As a result, the historic remains of early Islam and of the Ottoman era have been completely razed. Makkah now looks like a city which belongs to a people who have no history, identity, and culture. All the buildings associated with the life of the Prophet have been destroyed. The house of Hazrat Khadija who was the first wife of the Prophet was destroyed, only to be replaced by a block of … toilets.
The house of Hazrat Abu Bakr who was the first Caliph was also destroyed; the Hilton hotel stands over it today. In early 2002, a few hundred feet from the Abdul Aziz gate, King Fahd demolished an ochre-colored Ottoman fortress that had been built in 1781 on Mt. Bulbul, one of the five hills that overlooked the Kabah, to guard Makkah from tribal raids. The dilapidated fortress was a modest presence that blended in with its natural surroundings.
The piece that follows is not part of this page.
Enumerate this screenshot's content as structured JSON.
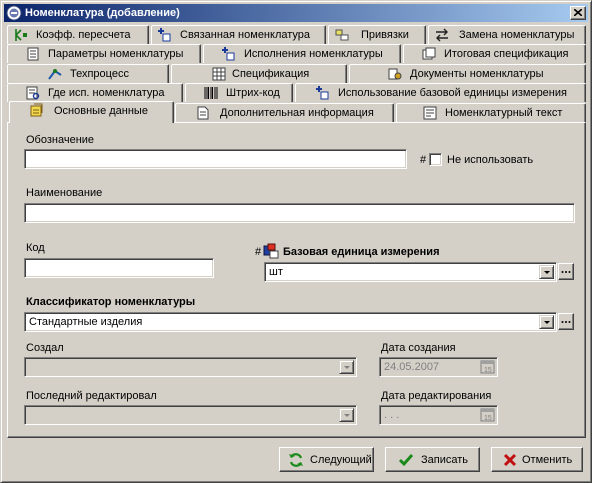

Its destruction soured relations between Saudi Arabia and Turkey.
M. Istemihan Talay, then the Turkish minister of culture, described it as “no different from the pulling down of the Buddha monuments in Afghanistan.” The last vestiges of the Ottoman history are also being decimated, while in Madinah the tomb of Imam Hasan, Imam Ali and Hazrat Fatima was destroyed in 1925. There is a McDonald’s and Burger King near the Kabah and the same neon lights that light up strip clubs and casinos in Las Vegas light up the ‘Allahu Akbar’ sign on the clock tower. The construction around the Kabah is still going on and the plan is to make Makkah a ‘smart city.’ What that means is that the expansion of the Kabah will be technologically determined. It would not be surprising that in the next 20 years the Kabah will resemble some sort of a space ship. It is also important to add that the contract for the construction has been given to the Saudi BinLaden Group
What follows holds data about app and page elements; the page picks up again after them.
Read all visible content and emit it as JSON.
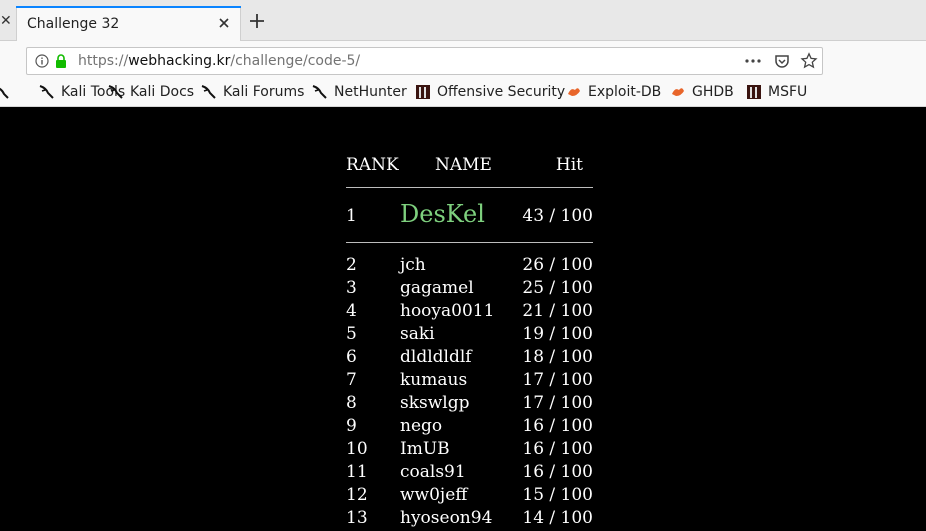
{
  "browser": {
    "tab_title": "Challenge 32",
    "url_prefix": "https://",
    "url_host": "webhacking.kr",
    "url_path": "/challenge/code-5/",
    "bookmarks": [
      {
        "label": "Kali Tools",
        "icon": "kali-dragon-icon"
      },
      {
        "label": "Kali Docs",
        "icon": "kali-dragon-icon"
      },
      {
        "label": "Kali Forums",
        "icon": "kali-dragon-icon"
      },
      {
        "label": "NetHunter",
        "icon": "kali-dragon-icon"
      },
      {
        "label": "Offensive Security",
        "icon": "offsec-icon"
      },
      {
        "label": "Exploit-DB",
        "icon": "exploitdb-icon"
      },
      {
        "label": "GHDB",
        "icon": "exploitdb-icon"
      },
      {
        "label": "MSFU",
        "icon": "offsec-icon"
      }
    ]
  },
  "ranking": {
    "headers": {
      "rank": "RANK",
      "name": "NAME",
      "hit": "Hit"
    },
    "top": {
      "rank": "1",
      "name": "DesKel",
      "hit": "43 / 100"
    },
    "rows": [
      {
        "rank": "2",
        "name": "jch",
        "hit": "26 / 100"
      },
      {
        "rank": "3",
        "name": "gagamel",
        "hit": "25 / 100"
      },
      {
        "rank": "4",
        "name": "hooya0011",
        "hit": "21 / 100"
      },
      {
        "rank": "5",
        "name": "saki",
        "hit": "19 / 100"
      },
      {
        "rank": "6",
        "name": "dldldldlf",
        "hit": "18 / 100"
      },
      {
        "rank": "7",
        "name": "kumaus",
        "hit": "17 / 100"
      },
      {
        "rank": "8",
        "name": "skswlgp",
        "hit": "17 / 100"
      },
      {
        "rank": "9",
        "name": "nego",
        "hit": "16 / 100"
      },
      {
        "rank": "10",
        "name": "ImUB",
        "hit": "16 / 100"
      },
      {
        "rank": "11",
        "name": "coals91",
        "hit": "16 / 100"
      },
      {
        "rank": "12",
        "name": "ww0jeff",
        "hit": "15 / 100"
      },
      {
        "rank": "13",
        "name": "hyoseon94",
        "hit": "14 / 100"
      }
    ]
  },
  "colors": {
    "top_name": "#7ed07e",
    "background": "#000000",
    "text": "#ffffff",
    "tab_accent": "#0a84ff"
  }
}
I already highlighted what I think are the reasons for the fiasco that the Hajj has become. What I would like to add to it is how the Saudis win the consent of Muslims for these projects and what gives them cultural hegemony. Muslim societies suffer from a low self-esteem, identity crisis and a inferiority complex vis-à-vis the West. In this context, when they see the development around the Hajj, they see it as advancement and an entry of Islam in the modern world side by side of the technologically advanced West. Sadly, they have a blind-spot which they opt to ignore because they need something to stick on it and believe in. They want to imitate the West in order to feel worthy. The price to pay for it is one’s own identity and Islam’s history. Secondly, the Saudis have a cultural hegemony since they are the guardians of the Kabah. As a result, it is common in places like Pakistan for example to believe that the Saudis are holy and perfect and that their version of Islam is the purest. The consequence of this belief is there to see.
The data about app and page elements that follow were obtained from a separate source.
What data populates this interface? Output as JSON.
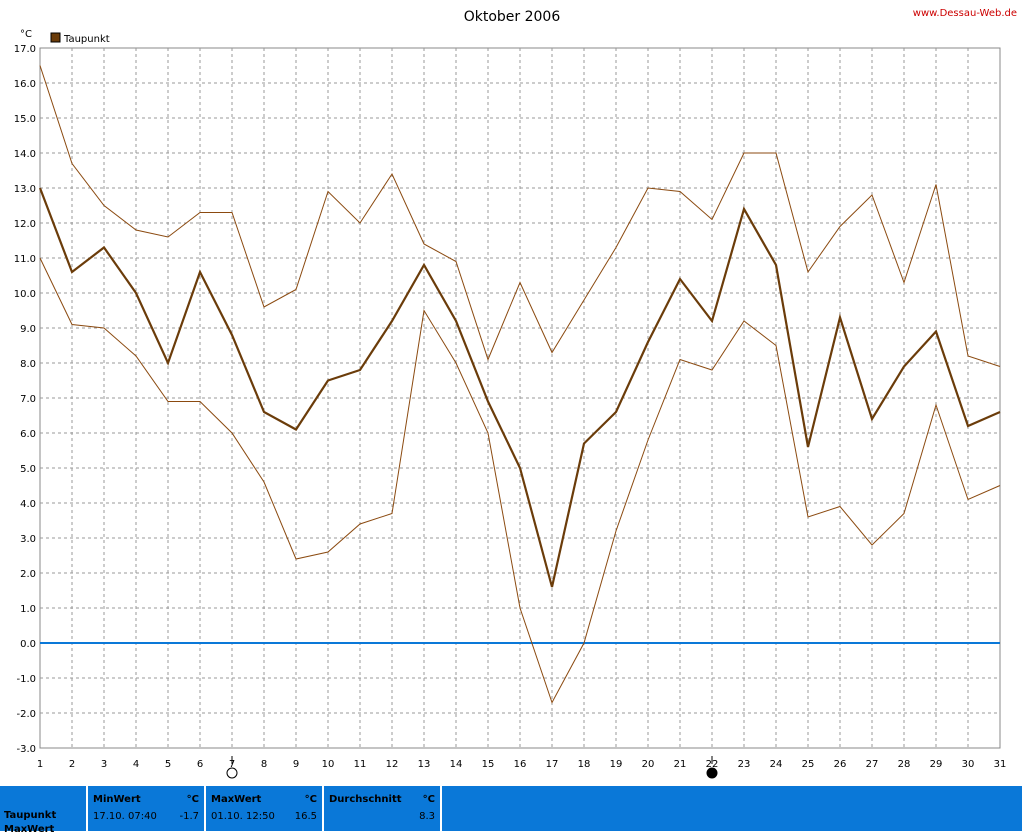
{
  "chart_data": {
    "type": "line",
    "title": "Oktober 2006",
    "watermark": "www.Dessau-Web.de",
    "ylabel": "°C",
    "ylim": [
      -3.0,
      17.0
    ],
    "y_ticks": [
      "17.0",
      "16.0",
      "15.0",
      "14.0",
      "13.0",
      "12.0",
      "11.0",
      "10.0",
      "9.0",
      "8.0",
      "7.0",
      "6.0",
      "5.0",
      "4.0",
      "3.0",
      "2.0",
      "1.0",
      "0.0",
      "-1.0",
      "-2.0",
      "-3.0"
    ],
    "x_ticks": [
      "1",
      "2",
      "3",
      "4",
      "5",
      "6",
      "7",
      "8",
      "9",
      "10",
      "11",
      "12",
      "13",
      "14",
      "15",
      "16",
      "17",
      "18",
      "19",
      "20",
      "21",
      "22",
      "23",
      "24",
      "25",
      "26",
      "27",
      "28",
      "29",
      "30",
      "31"
    ],
    "legend": {
      "position": "top-left",
      "label": "Taupunkt",
      "color": "#6b3c0a"
    },
    "zero_line_color": "#0a78d8",
    "grid": true,
    "moon_phases": [
      {
        "day": 7,
        "phase": "full-moon"
      },
      {
        "day": 22,
        "phase": "new-moon"
      }
    ],
    "series": [
      {
        "name": "Taupunkt",
        "role": "average",
        "color": "#6b3c0a",
        "values": [
          13.0,
          10.6,
          11.3,
          10.0,
          8.0,
          10.6,
          8.8,
          6.6,
          6.1,
          7.5,
          7.8,
          9.2,
          10.8,
          9.2,
          6.9,
          5.0,
          1.6,
          5.7,
          6.6,
          8.6,
          10.4,
          9.2,
          12.4,
          10.8,
          5.6,
          9.3,
          6.4,
          7.9,
          8.9,
          6.2,
          6.6
        ]
      },
      {
        "role": "max",
        "color": "#8b4a10",
        "values": [
          16.5,
          13.7,
          12.5,
          11.8,
          11.6,
          12.3,
          12.3,
          9.6,
          10.1,
          12.9,
          12.0,
          13.4,
          11.4,
          10.9,
          8.1,
          10.3,
          8.3,
          9.8,
          11.3,
          13.0,
          12.9,
          12.1,
          14.0,
          14.0,
          10.6,
          11.9,
          12.8,
          10.3,
          13.1,
          8.2,
          7.9
        ]
      },
      {
        "role": "min",
        "color": "#8b4a10",
        "values": [
          11.0,
          9.1,
          9.0,
          8.2,
          6.9,
          6.9,
          6.0,
          4.6,
          2.4,
          2.6,
          3.4,
          3.7,
          9.5,
          8.0,
          6.0,
          1.0,
          -1.7,
          0.0,
          3.2,
          5.8,
          8.1,
          7.8,
          9.2,
          8.5,
          3.6,
          3.9,
          2.8,
          3.7,
          6.8,
          4.1,
          4.5
        ]
      }
    ]
  },
  "summary": {
    "row_label": "Taupunkt",
    "row_label_2": "MaxWert",
    "min": {
      "header": "MinWert",
      "unit": "°C",
      "when": "17.10.  07:40",
      "value": "-1.7"
    },
    "max": {
      "header": "MaxWert",
      "unit": "°C",
      "when": "01.10.  12:50",
      "value": "16.5"
    },
    "avg": {
      "header": "Durchschnitt",
      "unit": "°C",
      "value": "8.3"
    }
  }
}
Its accuracy is debated but the Prophet supposedly predicted that one of the signs of the end times will be when tall buildings are built around the Kabah and the time ticks down on it. The clock tower is that building. It perhaps is also the Dajal or the Anti-Christ who is said to have one eye only and is the most corrupted influence in the world. The clock tower is a supreme mark of capitalism, a system which also has one eye and one perspective: Money.
* The writer, a 22-year old student based in Vancouver, is the editor of Collateral Damage Magazine.